From Russia with Malice
This could be a lot of fun. Just hear us out on this. As we know, the recent denial-of-service attacks on Twitter (whole-heartedly welcomed by RCPU, despite our own membership http://twitter.com/leepender) and other Web sites appear to have been the work of a bunch of Russians attempting to knock one Georgian guy off the Web.
Well, apparently, "the Russians," as we simply called them back during the Cold War, have been up to more than just messing around with Twitter. A couple of them were allegedly part of the biggest ever identity-theft case, which U.S. officials now say they've cracked and which led to the reissuing of your editor's debit card (there's a Hannaford grocery store down the street from RCPU's home office).
But that's not all. U.S. officials said this week that the Russian civilians who carried out denial-of-service attacks against Georgian Web sites last year did so with the cooperation of both the Russian military and organized crime. This, American officials said, could be the new face of war -- cyber attacks carried out to coordinate with actual attacks, with everybody from generals to consigliore (or whatever they're called in Russian) involved. And apparently, the Russians are at the forefront (such as it is) of this sort of thing. We at RCPU, of course, see this news as being absolutely, completely...awesome!
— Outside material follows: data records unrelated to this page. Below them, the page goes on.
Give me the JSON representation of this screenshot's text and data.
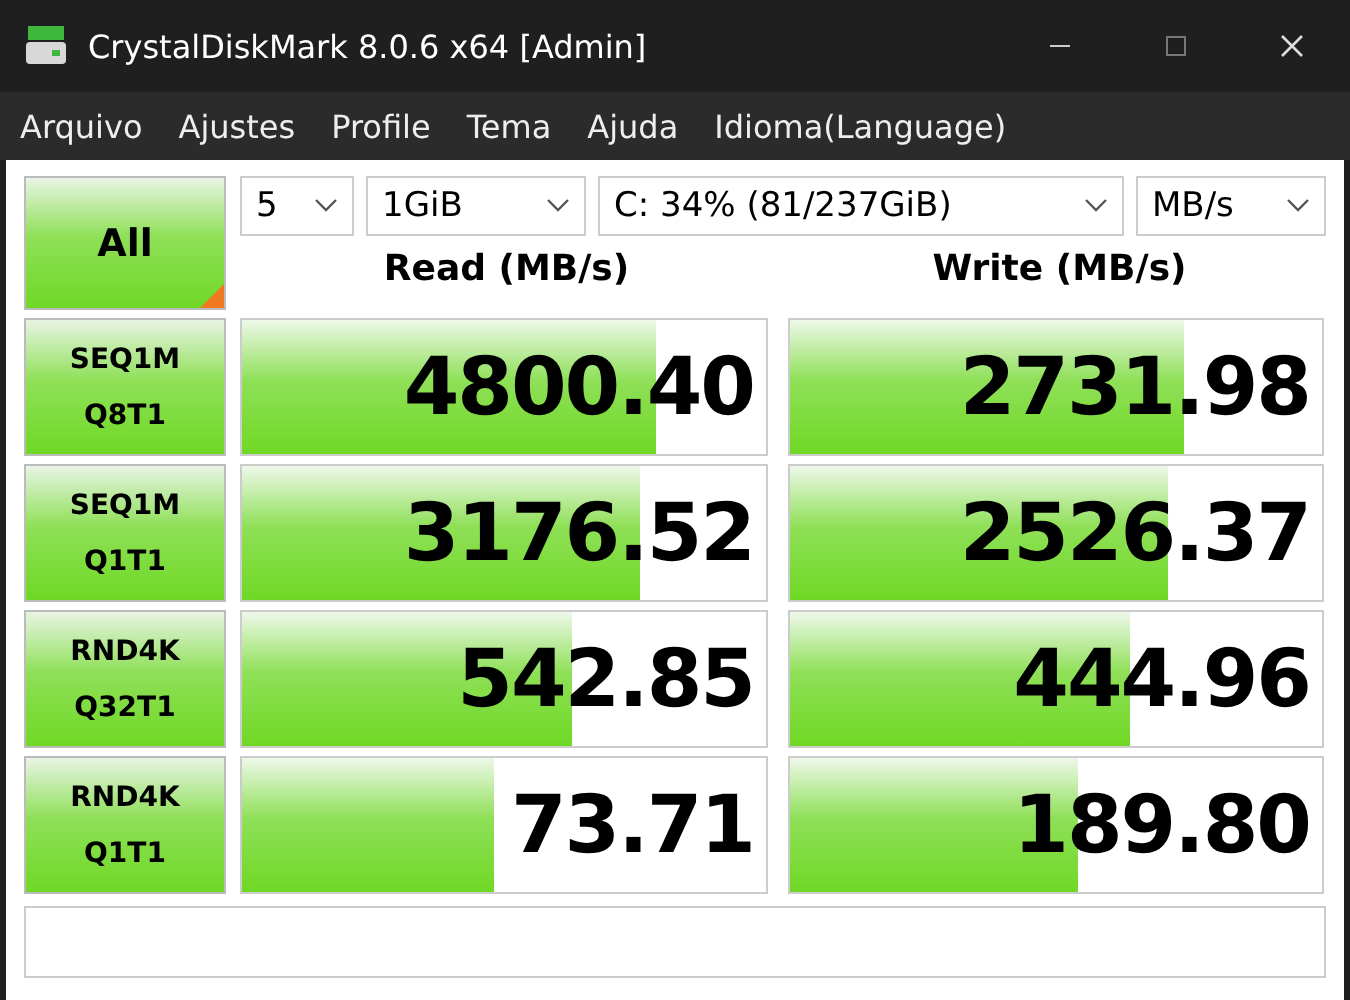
{
  "window": {
    "title": "CrystalDiskMark 8.0.6 x64 [Admin]"
  },
  "menu": [
    "Arquivo",
    "Ajustes",
    "Profile",
    "Tema",
    "Ajuda",
    "Idioma(Language)"
  ],
  "all_button": {
    "label": "All"
  },
  "selectors": [
    {
      "value": "5"
    },
    {
      "value": "1GiB"
    },
    {
      "value": "C: 34% (81/237GiB)"
    },
    {
      "value": "MB/s"
    }
  ],
  "headers": {
    "read": "Read (MB/s)",
    "write": "Write (MB/s)"
  },
  "rows": [
    {
      "test": "SEQ1M",
      "params": "Q8T1",
      "read": {
        "value": "4800.40",
        "level": 0.79
      },
      "write": {
        "value": "2731.98",
        "level": 0.74
      }
    },
    {
      "test": "SEQ1M",
      "params": "Q1T1",
      "read": {
        "value": "3176.52",
        "level": 0.76
      },
      "write": {
        "value": "2526.37",
        "level": 0.71
      }
    },
    {
      "test": "RND4K",
      "params": "Q32T1",
      "read": {
        "value": "542.85",
        "level": 0.63
      },
      "write": {
        "value": "444.96",
        "level": 0.64
      }
    },
    {
      "test": "RND4K",
      "params": "Q1T1",
      "read": {
        "value": "73.71",
        "level": 0.48
      },
      "write": {
        "value": "189.80",
        "level": 0.54
      }
    }
  ]
}
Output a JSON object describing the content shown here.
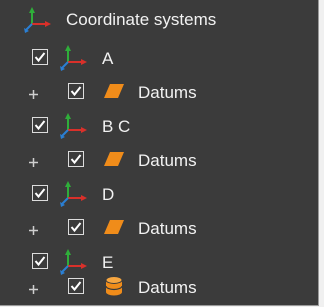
{
  "tree": {
    "root_label": "Coordinate systems",
    "nodes": [
      {
        "label": "A",
        "checked": true,
        "datums": {
          "label": "Datums",
          "checked": true,
          "icon": "parallelogram-plane-icon"
        }
      },
      {
        "label": "B C",
        "checked": true,
        "datums": {
          "label": "Datums",
          "checked": true,
          "icon": "parallelogram-plane-icon"
        }
      },
      {
        "label": "D",
        "checked": true,
        "datums": {
          "label": "Datums",
          "checked": true,
          "icon": "parallelogram-plane-icon"
        }
      },
      {
        "label": "E",
        "checked": true,
        "datums": {
          "label": "Datums",
          "checked": true,
          "icon": "cylinder-icon"
        }
      }
    ]
  },
  "colors": {
    "panel_bg": "#3b3b3b",
    "text": "#f2f2f2",
    "axis_x": "#d9302a",
    "axis_y": "#2fae3a",
    "axis_z": "#2a7fd4",
    "datum_fill": "#f08c1a"
  }
}
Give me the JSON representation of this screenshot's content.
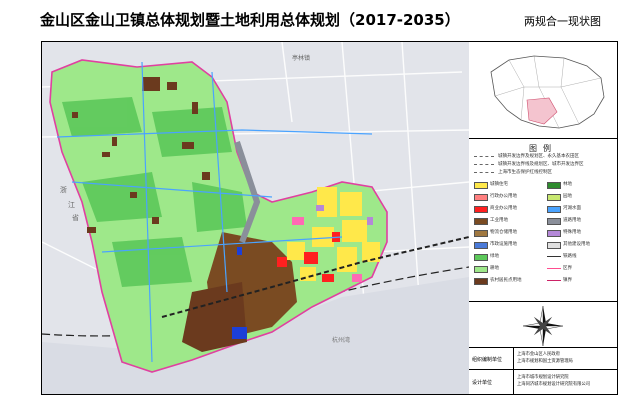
{
  "header": {
    "title": "金山区金山卫镇总体规划暨土地利用总体规划（2017-2035）",
    "subtitle": "两规合一现状图"
  },
  "map": {
    "labels": {
      "province": "浙",
      "province2": "江",
      "province3": "省",
      "place": "亭林镇",
      "coastal": "杭州湾"
    },
    "colors": {
      "farmland": "#9ee88a",
      "ecology": "#5cc85a",
      "village": "#6b3a1e",
      "urban_res": "#ffe84a",
      "industrial": "#7a4b22",
      "commercial": "#ff2020",
      "water": "#4aa3ff",
      "public": "#ff69b4",
      "purple": "#b488d8",
      "blue": "#1c3fd8",
      "road": "#8a8f9a",
      "background": "#e2e4ea"
    }
  },
  "legend": {
    "title": "图例",
    "line_rows": [
      "城镇开发边界及规划区、永久基本农田区",
      "城镇开发边界线及规划区、城市开发边界区",
      "上海市生态保护红线控制区"
    ],
    "items_left": [
      {
        "label": "城镇住宅",
        "color": "#ffe84a"
      },
      {
        "label": "行政办公用地",
        "color": "#ff8080"
      },
      {
        "label": "商业办公用地",
        "color": "#ff2020"
      },
      {
        "label": "工业用地",
        "color": "#7a4b22"
      },
      {
        "label": "物流仓储用地",
        "color": "#a07840"
      },
      {
        "label": "市政设施用地",
        "color": "#4a7ad8"
      },
      {
        "label": "绿地",
        "color": "#5cc85a"
      },
      {
        "label": "耕地",
        "color": "#9ee88a"
      },
      {
        "label": "农村居民点用地",
        "color": "#6b3a1e"
      }
    ],
    "items_right": [
      {
        "label": "林地",
        "color": "#2e8b2e"
      },
      {
        "label": "园地",
        "color": "#c8e870"
      },
      {
        "label": "河湖水面",
        "color": "#4aa3ff"
      },
      {
        "label": "道路用地",
        "color": "#8a8f9a"
      },
      {
        "label": "特殊用地",
        "color": "#b488d8"
      },
      {
        "label": "其他建设用地",
        "color": "#e0e0e0"
      },
      {
        "label": "铁路线",
        "color": "#333333"
      },
      {
        "label": "区界",
        "color": "#ff4d8f"
      },
      {
        "label": "镇界",
        "color": "#cc2266"
      }
    ]
  },
  "info": {
    "row1_label": "组织编制单位",
    "row1_value_a": "上海市金山区人民政府",
    "row1_value_b": "上海市规划和国土资源管理局",
    "row2_label": "设计单位",
    "row2_value_a": "上海市城市规划设计研究院",
    "row2_value_b": "上海同济城市规划设计研究院有限公司"
  }
}
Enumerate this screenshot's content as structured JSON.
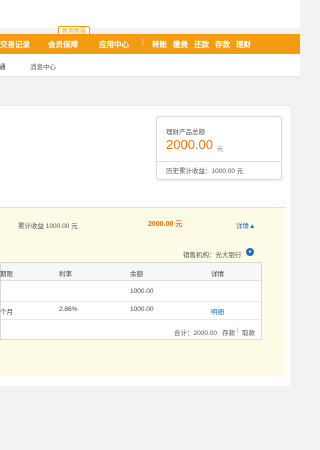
{
  "badge": "新用新服",
  "nav": {
    "items": [
      "交易记录",
      "会员保障",
      "应用中心",
      "转账",
      "缴费",
      "还款",
      "存款",
      "理财"
    ],
    "separator": "|"
  },
  "subnav": {
    "items": [
      "通",
      "消息中心"
    ]
  },
  "summary": {
    "total_label": "理财产品总额",
    "total_amount": "2000.00",
    "total_unit": "元",
    "history_label": "历史累计收益：1000.00 元"
  },
  "product": {
    "cumulative": "累计收益 1000.00 元",
    "amount": "2000.00 元",
    "detail_label": "详情▲"
  },
  "sale_org": "销售机构：光大银行",
  "table": {
    "headers": [
      "期限",
      "利率",
      "余额",
      "详情"
    ],
    "rows": [
      [
        "",
        "",
        "1000.00",
        ""
      ],
      [
        "个月",
        "2.86%",
        "1000.00",
        "明细"
      ]
    ],
    "footer_total": "合计：2000.00",
    "action_deposit": "存款",
    "action_sep": "|",
    "action_withdraw": "取款"
  },
  "colors": {
    "brand_orange": "#f39c12",
    "amount_orange": "#e8730c",
    "link_blue": "#1f6fbf",
    "notice_yellow": "#fdfae6"
  },
  "icons": [
    "bank-logo-icon"
  ]
}
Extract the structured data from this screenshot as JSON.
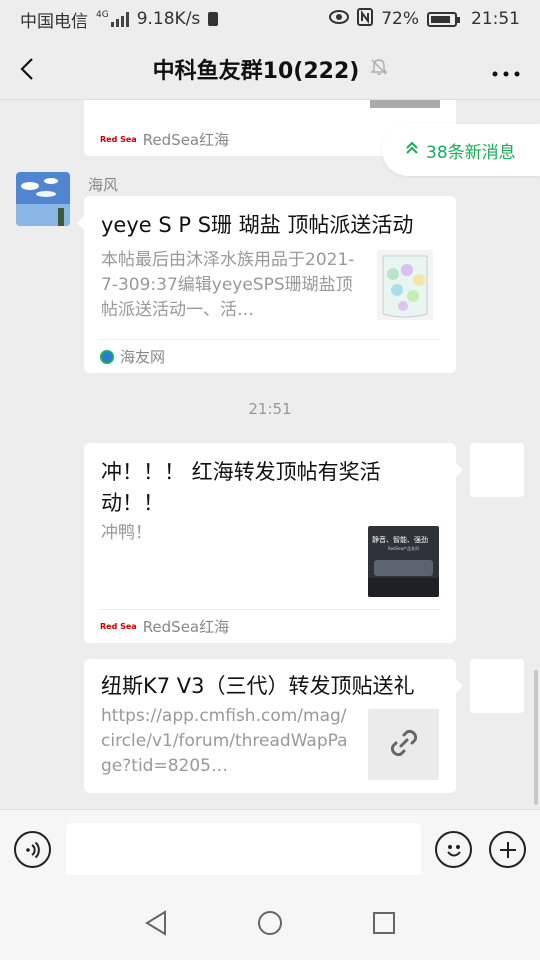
{
  "status_bar": {
    "carrier": "中国电信",
    "network": "4G",
    "speed": "9.18K/s",
    "battery": "72%",
    "time": "21:51",
    "icons": [
      "signal-icon",
      "sim-icon",
      "eye-icon",
      "nfc-icon",
      "battery-icon"
    ]
  },
  "header": {
    "title": "中科鱼友群10(222)",
    "back_icon": "chevron-left-icon",
    "mute_icon": "bell-off-icon",
    "more_icon": "more-dots-icon"
  },
  "new_messages": {
    "label": "38条新消息"
  },
  "messages": {
    "m0": {
      "source": "RedSea红海"
    },
    "m1": {
      "sender": "海风",
      "title": "yeye S P S珊 瑚盐 顶帖派送活动",
      "desc": "本帖最后由沐泽水族用品于2021-7-309:37编辑yeyeSPS珊瑚盐顶帖派送活动一、活…",
      "source": "海友网"
    },
    "time": "21:51",
    "m2": {
      "title": "冲！！！ 红海转发顶帖有奖活动！！",
      "desc": "冲鸭！",
      "thumb_text": "静音、智能、强劲",
      "thumb_sub": "RedSea产品系列",
      "source": "RedSea红海"
    },
    "m3": {
      "title": "纽斯K7 V3（三代）转发顶贴送礼",
      "desc": "https://app.cmfish.com/mag/circle/v1/forum/threadWapPage?tid=8205…"
    }
  },
  "input_bar": {
    "voice_icon": "voice-icon",
    "emoji_icon": "emoji-icon",
    "plus_icon": "plus-icon"
  },
  "nav_bar": {
    "back_icon": "triangle-back-icon",
    "home_icon": "circle-home-icon",
    "recent_icon": "square-recent-icon"
  }
}
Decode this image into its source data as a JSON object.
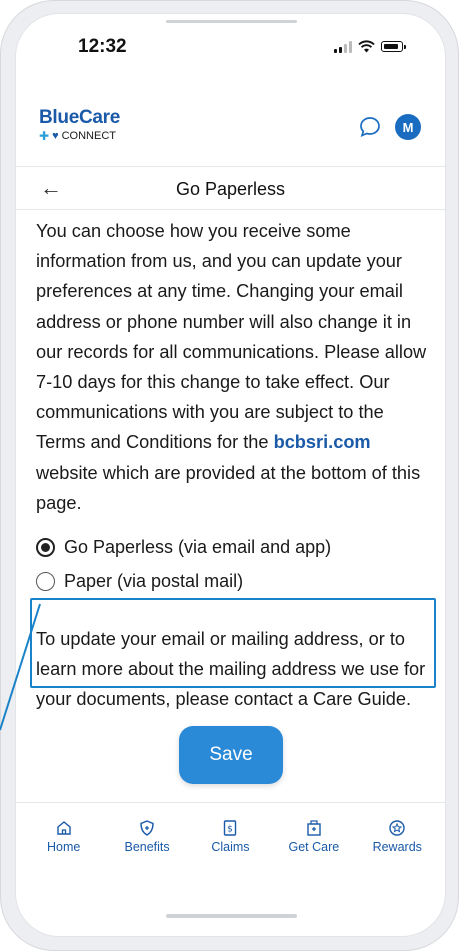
{
  "status_bar": {
    "time": "12:32"
  },
  "header": {
    "brand_name": "BlueCare",
    "brand_sub": "CONNECT",
    "avatar_initial": "M",
    "icons": [
      "chat-bubble-icon",
      "avatar"
    ]
  },
  "title_bar": {
    "back_label": "←",
    "title": "Go Paperless"
  },
  "intro": {
    "text_before_link": "You can choose how you receive some information from us, and you can update your preferences at any time. Changing your email address or phone number will also change it in our records for all communications. Please allow 7-10 days for this change to take effect. Our communications with you are subject to the Terms and Conditions for the ",
    "link_text": "bcbsri.com",
    "text_after_link": " website which are provided at the bottom of this page."
  },
  "options": [
    {
      "label": "Go Paperless (via email and app)",
      "selected": true
    },
    {
      "label": "Paper (via postal mail)",
      "selected": false
    }
  ],
  "footer_text": "To update your email or mailing address, or to learn more about the mailing address we use for your documents, please contact a Care Guide.",
  "save_button": {
    "label": "Save"
  },
  "tabs": [
    {
      "label": "Home",
      "icon": "home-icon"
    },
    {
      "label": "Benefits",
      "icon": "shield-icon"
    },
    {
      "label": "Claims",
      "icon": "dollar-receipt-icon"
    },
    {
      "label": "Get Care",
      "icon": "hospital-icon"
    },
    {
      "label": "Rewards",
      "icon": "rewards-star-icon"
    }
  ],
  "colors": {
    "brand": "#1a5aa8",
    "accent": "#2b8ad8",
    "callout": "#1a82c9"
  }
}
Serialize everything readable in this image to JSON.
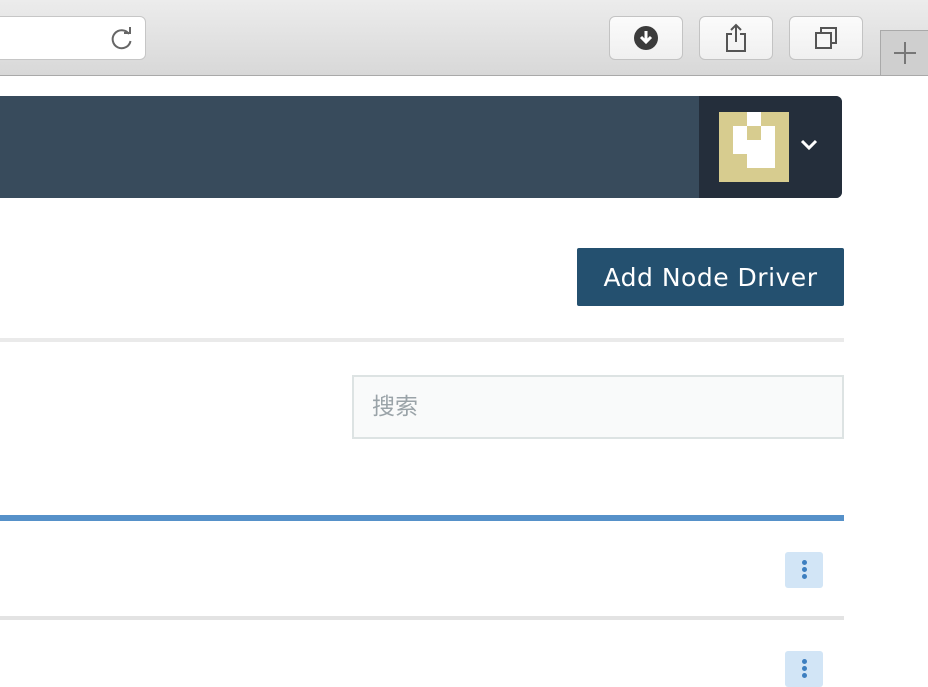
{
  "browser": {
    "icons": {
      "reload": "reload-icon",
      "download": "download-icon",
      "share": "share-icon",
      "tabs": "tabs-icon",
      "new_tab": "plus-icon"
    }
  },
  "header": {
    "user_menu_icon": "chevron-down-icon",
    "avatar_colors": {
      "background": "#d7cc8f",
      "foreground": "#ffffff"
    }
  },
  "actions": {
    "add_node_driver_label": "Add Node Driver"
  },
  "search": {
    "placeholder": "搜索",
    "value": ""
  },
  "table": {
    "rows": [
      {
        "menu_icon": "kebab-menu-icon"
      },
      {
        "menu_icon": "kebab-menu-icon"
      }
    ]
  },
  "colors": {
    "header_bg": "#384b5c",
    "user_menu_bg": "#242e3b",
    "primary_button": "#24506f",
    "table_accent": "#5691c9",
    "kebab_bg": "#d2e5f6"
  }
}
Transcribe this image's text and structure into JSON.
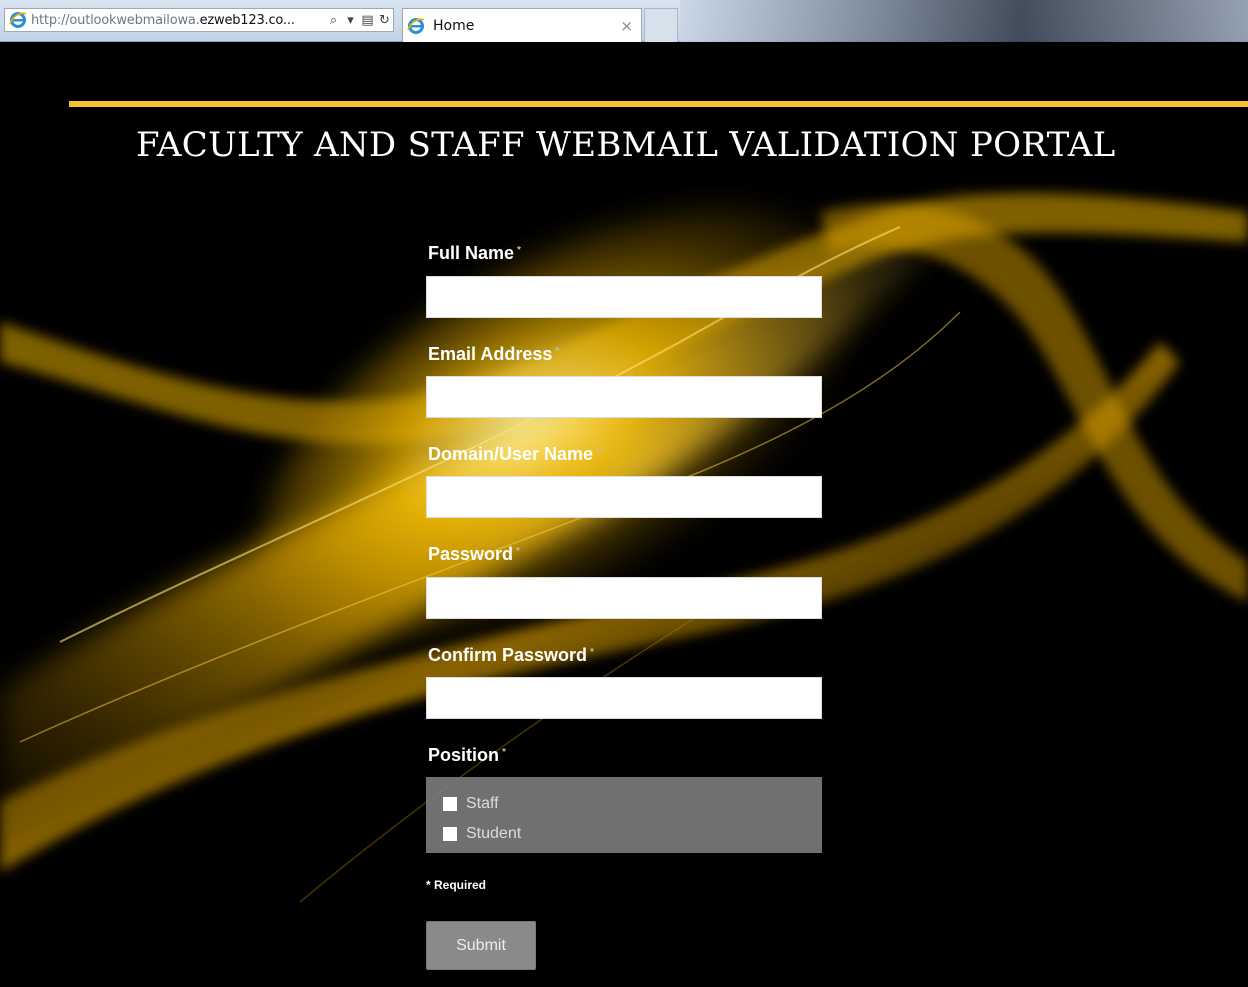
{
  "browser": {
    "url_prefix": "http://outlookwebmailowa.",
    "url_domain": "ezweb123.co...",
    "search_glyph": "⌕",
    "dropdown_glyph": "▾",
    "compat_glyph": "▤",
    "refresh_glyph": "↻",
    "tab_title": "Home",
    "tab_close_glyph": "×"
  },
  "page": {
    "title": "FACULTY AND STAFF WEBMAIL VALIDATION PORTAL",
    "accent_color": "#f5c12e"
  },
  "form": {
    "required_marker": "*",
    "fields": [
      {
        "label": "Full Name",
        "value": ""
      },
      {
        "label": "Email Address",
        "value": ""
      },
      {
        "label": "Domain/User Name",
        "value": ""
      },
      {
        "label": "Password",
        "value": ""
      },
      {
        "label": "Confirm Password",
        "value": ""
      }
    ],
    "position": {
      "label": "Position",
      "options": [
        {
          "label": "Staff",
          "checked": false
        },
        {
          "label": "Student",
          "checked": false
        }
      ]
    },
    "required_note": "* Required",
    "submit_label": "Submit"
  }
}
The Russians are back, baby! After two decades of boring Olympics and real terrorist attacks that got really scary, Cold War icons like Ivan Drago can officially be bad guys again, except without the hammer-and-sickle emblem, which was, objectively speaking, one of the better-looking logos of all time.
Finally, we'll get back to decent spy movies (or even spy-slash-gangster movies -- spectacular!), NHL players coming from places like Quebec and Minnesota, and the rebirth of the greatest sports rivalry ever: the U.S. versus the USS...actually, versus Russia, but a bad Russia that does nasty things online and really doesn't want Georgians starting Web pages. Yeah! John Hughes and Michael Jackson might not be around to see it happen, but the '80s are coming back.
There are negatives to all of this, of course. Without Russian players in the NHL, the league will be less exciting -- although the Bruins might actually have a real shot at the Stanley Cup -- and we'd hate to lose TV access to all those lovely Russian female tennis players. (Seriously, how much has the image of the Russian female athlete changed over the last 20 years or so?) But some sacrifices are worth it, and these days we like the old Cold War better than the hot wars we're engaged in now.
So, break out your throwback 1980 USA hockey jersey, watch Red Dawn on VHS (if you still can) and get ready for it to be us vs. them again, but this time online. It'll be an even colder war than before, with the weapons in this one being cyber attacks and malicious code. We're pumped about the 2012 Olympics already (let's face it -- 2010 is a lost cause, as they almost always clobbered us in the Winter Games, anyway). USA! USA! USA!
OK, OK. We're just kidding about all of this. Seriously. Yes, it's a little scary that U.S. officials are saying that Russian civilians are carrying out cyber attacks with the cooperation of their country's military and mobsters. But we have nothing against Russians at all -- really, we don't. Your editor has Russian friends, loves Russian food (and drink...) and has a brother-in-law who is fluent in Russian and used to live there. No kidding, there's no real hatred here, only a lame attempt at humor. We were just trying to spice up an otherwise dull August news day. After all, how could we not like the Russians? They're the ones who knocked out Twitter -- at least for a while.
What's your biggest concern about cyber security? What concerns do your customers or users share with you most? What's your favorite moment in U.S.-USSR Olympic history other than the 1980 hockey game, which was obviously the greatest sports moment ever? Answer any or all questions at firstname.lastname@example.org.
Posted by Lee Pender on August 18, 2009 at 11:55 AM